As we grow older, our memory becomes poor. Those that smoke marijuana aren’t known for good memory, but a new study suggests that drugs which have components like marijuana’s active ingredients can hold promise for decreasing or slowing down brain aging or even Alzheimer’s and other diseases which degenerate the brain.

Since the start of the decade, scientists have been studying the ability of substances similar to marijuana that produce the brain’s cannabinoid system. In experiments done on animals, synthetic constituents similar to THC, the major psychoactive element in Marijuana, have shown potential in keeping brain functions. A study conducted in 2008 revealed that a substance much like THC diminished the inflammation and enhanced the memory in rats that were old.

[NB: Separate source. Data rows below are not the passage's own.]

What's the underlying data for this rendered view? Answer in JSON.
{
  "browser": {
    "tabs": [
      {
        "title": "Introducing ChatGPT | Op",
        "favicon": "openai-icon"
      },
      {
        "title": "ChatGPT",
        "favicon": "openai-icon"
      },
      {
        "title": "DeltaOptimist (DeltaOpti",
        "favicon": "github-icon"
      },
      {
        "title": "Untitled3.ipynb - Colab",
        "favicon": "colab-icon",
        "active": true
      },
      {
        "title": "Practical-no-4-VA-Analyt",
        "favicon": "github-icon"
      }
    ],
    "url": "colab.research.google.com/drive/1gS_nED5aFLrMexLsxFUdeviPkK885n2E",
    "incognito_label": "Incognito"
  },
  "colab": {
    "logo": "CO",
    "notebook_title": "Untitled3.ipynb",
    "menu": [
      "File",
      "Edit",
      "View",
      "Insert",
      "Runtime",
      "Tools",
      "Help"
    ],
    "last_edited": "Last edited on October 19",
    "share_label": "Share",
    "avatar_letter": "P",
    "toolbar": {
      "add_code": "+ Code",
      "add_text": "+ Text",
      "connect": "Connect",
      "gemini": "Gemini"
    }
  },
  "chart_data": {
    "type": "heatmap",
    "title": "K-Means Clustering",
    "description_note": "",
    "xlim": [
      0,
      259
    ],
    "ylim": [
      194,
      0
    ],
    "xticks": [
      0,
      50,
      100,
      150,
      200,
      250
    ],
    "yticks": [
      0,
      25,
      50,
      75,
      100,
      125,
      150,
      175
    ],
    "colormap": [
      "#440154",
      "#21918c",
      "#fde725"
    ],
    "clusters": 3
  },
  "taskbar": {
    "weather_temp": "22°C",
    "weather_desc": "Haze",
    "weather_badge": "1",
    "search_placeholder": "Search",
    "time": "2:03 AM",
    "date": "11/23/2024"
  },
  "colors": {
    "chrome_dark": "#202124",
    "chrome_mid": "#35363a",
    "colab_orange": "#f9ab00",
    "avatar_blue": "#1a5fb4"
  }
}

The most recent review proves that activating the cannabinoid System in the brain can trigger a type of anti-oxidant cleanse, removing damaged cells and improving the effectiveness of the mitochondria that are the main source of energy which forces the cells leading to a brain that functions better. Studies conducted previously have connected cannabinoids to higher amounts of the neurotrophic factor derived from the brain. This chemical is the one which protects the tissues in the brain and enhances the development of new ones. During aging, new brain cells stop growing thus, increasing the BDNF could slow the decrease in cognitive functions. Activating the cannabinoid receptors can diminish the inflammation in the mind in various ways that may subsequently inhibit a number of these disease processes that cause degenerative brain diseases, for instance, Alzheimer’s.

Other studies have revealed that mice which weren’t exposed to The cannabinoid receptors have great memory early in life but it declined rapidly as they aged. This finding indicates that at some point during the aging process, the cannabinoid process helped the mice to keep normal cognitive functions. The review though makes a disclaimer that there are no conclusive studies to support the idea that marijuana can improve brain functions among the elderly but it is a critical area of investigation.

More to this, the research included in the review provided conflicting results. Even though some trials were conducted on cannabinoids for the treatment of Parkinson’s disease, the studies did not give a conclusive solution on whether cannabinoids contribute to the increase or progression of the disease.

There have been both political and social challenges in conducting the research to ascertain the potency of marijuana in slowing down aging. This implies that it might take some time to fill the gaps left research studies done in the past. Researchers are yet to conduct a concrete study to see if those that smoke marijuana will less likely develop Alzheimer’s. They are also yet to compare the decline in the cognitive ability of marijuana smokers to those who do not.